Typical industry standards apply here – Assured Systems machine vision computers come in compact, rugged and fanless form factors to help combat vibration, heat and dust which would typically cause consumer grade PCs to fail.
If your computer fails, your entire operation could come to a halt. So, it is essential that the computer is built to endure tough environments and last for over 5 years. Also, unlike consumer-grade computers, industrial box PCs are usually available for 15 years. If your computer does break, or you expand your operations and you want to set up a duplicate system, you can continue to purchase the same box PC for many years. This reduces the overhead cost of going through procurement, testing, and validation multiple times.
These machine vision systems are typically deployed headless. This means a screen is not attached as they typically are not needed, allowing the system to analyze in the background.
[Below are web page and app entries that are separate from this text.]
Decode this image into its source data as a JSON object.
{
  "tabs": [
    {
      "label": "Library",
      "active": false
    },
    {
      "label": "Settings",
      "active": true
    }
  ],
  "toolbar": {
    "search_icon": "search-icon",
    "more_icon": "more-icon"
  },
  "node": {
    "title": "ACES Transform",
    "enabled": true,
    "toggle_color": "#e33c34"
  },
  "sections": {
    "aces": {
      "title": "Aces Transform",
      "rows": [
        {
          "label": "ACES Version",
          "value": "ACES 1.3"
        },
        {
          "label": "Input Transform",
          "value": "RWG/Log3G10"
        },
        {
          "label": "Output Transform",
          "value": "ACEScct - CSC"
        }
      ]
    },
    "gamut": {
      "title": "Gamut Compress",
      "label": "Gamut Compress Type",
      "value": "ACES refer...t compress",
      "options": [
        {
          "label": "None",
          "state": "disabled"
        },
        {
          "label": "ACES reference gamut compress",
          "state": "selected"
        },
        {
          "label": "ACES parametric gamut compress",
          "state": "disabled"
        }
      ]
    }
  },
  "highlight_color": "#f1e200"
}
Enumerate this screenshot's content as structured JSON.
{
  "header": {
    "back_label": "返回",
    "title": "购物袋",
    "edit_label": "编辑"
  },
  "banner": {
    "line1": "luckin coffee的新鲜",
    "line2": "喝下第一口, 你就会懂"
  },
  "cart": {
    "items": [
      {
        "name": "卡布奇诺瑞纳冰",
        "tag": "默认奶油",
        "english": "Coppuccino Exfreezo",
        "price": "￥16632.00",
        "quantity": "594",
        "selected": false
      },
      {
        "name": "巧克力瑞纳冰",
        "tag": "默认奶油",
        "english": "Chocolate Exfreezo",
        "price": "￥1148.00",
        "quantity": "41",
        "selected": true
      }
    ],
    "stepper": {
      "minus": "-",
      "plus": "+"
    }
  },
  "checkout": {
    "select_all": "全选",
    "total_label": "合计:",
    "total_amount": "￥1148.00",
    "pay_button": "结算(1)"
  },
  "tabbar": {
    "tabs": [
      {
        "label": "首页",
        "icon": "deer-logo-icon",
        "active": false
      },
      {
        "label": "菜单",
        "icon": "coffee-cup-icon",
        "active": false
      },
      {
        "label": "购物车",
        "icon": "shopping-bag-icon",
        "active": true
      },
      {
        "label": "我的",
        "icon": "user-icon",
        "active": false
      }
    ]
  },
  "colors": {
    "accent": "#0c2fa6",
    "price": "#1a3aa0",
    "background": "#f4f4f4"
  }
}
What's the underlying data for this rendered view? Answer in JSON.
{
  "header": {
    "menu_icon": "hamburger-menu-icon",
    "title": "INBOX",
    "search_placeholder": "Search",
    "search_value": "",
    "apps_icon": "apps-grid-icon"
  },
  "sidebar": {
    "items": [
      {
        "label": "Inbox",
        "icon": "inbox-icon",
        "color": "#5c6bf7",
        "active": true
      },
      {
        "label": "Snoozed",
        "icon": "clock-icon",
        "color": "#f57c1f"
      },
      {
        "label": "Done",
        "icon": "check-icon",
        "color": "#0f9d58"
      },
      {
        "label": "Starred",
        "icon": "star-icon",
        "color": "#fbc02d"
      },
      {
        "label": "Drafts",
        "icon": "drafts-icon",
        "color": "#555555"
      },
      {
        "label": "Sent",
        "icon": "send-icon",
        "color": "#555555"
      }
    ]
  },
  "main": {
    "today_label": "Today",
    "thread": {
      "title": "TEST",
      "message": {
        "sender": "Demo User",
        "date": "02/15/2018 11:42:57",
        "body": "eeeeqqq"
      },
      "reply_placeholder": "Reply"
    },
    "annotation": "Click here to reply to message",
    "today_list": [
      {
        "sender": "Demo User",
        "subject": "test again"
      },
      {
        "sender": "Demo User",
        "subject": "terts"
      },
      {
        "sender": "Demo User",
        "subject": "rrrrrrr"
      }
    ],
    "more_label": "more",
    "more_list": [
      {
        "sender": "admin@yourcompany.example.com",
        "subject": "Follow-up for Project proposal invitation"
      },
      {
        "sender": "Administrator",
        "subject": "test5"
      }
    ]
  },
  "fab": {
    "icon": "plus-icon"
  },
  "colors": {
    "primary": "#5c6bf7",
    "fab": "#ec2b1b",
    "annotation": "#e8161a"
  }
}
Some machine vision systems, like self-driving cars for example, may be programmed to alert the user (driver) with a beep or alarm, but rely on the human to process the information and decide.
Industrial PCs are ideal for machine vision applications because of their expandability and modularity. For some operations, an out-of-the-box mini PC may be exactly what you need. After all, these computers are designed for industrial applications and they include common I/Os and features for machine vision and similar applications. However, machine vision systems are unique. Expansion slots and custom configuration options are an effective way to get exactly what you need for your system, without paying for what you don’t.
Another important feature of machine vision computer is TPM 2.0 security. TPM hardware security is more secure than software alone. TPM protects the computer from sophisticated hacking methods, brute force attacks, and physical theft of the computer. In a situation where your computer is collecting crucial data about your business, controlling machinery, or monitoring quality of your product, it is essential to secure your computer to the highest level.
PoE uses an Ethernet cable to power a device and carry data to and from the device. PoE can be very beneficial in machine vision systems where multiple cameras are placed along an assembly line or throughout a facility. It eliminates the need to wire a power cord to each device or install an outlet near each device. Computers can be powered over Ethernet and some computers can power other devices, like cameras and monitor, from their Ethernet ports.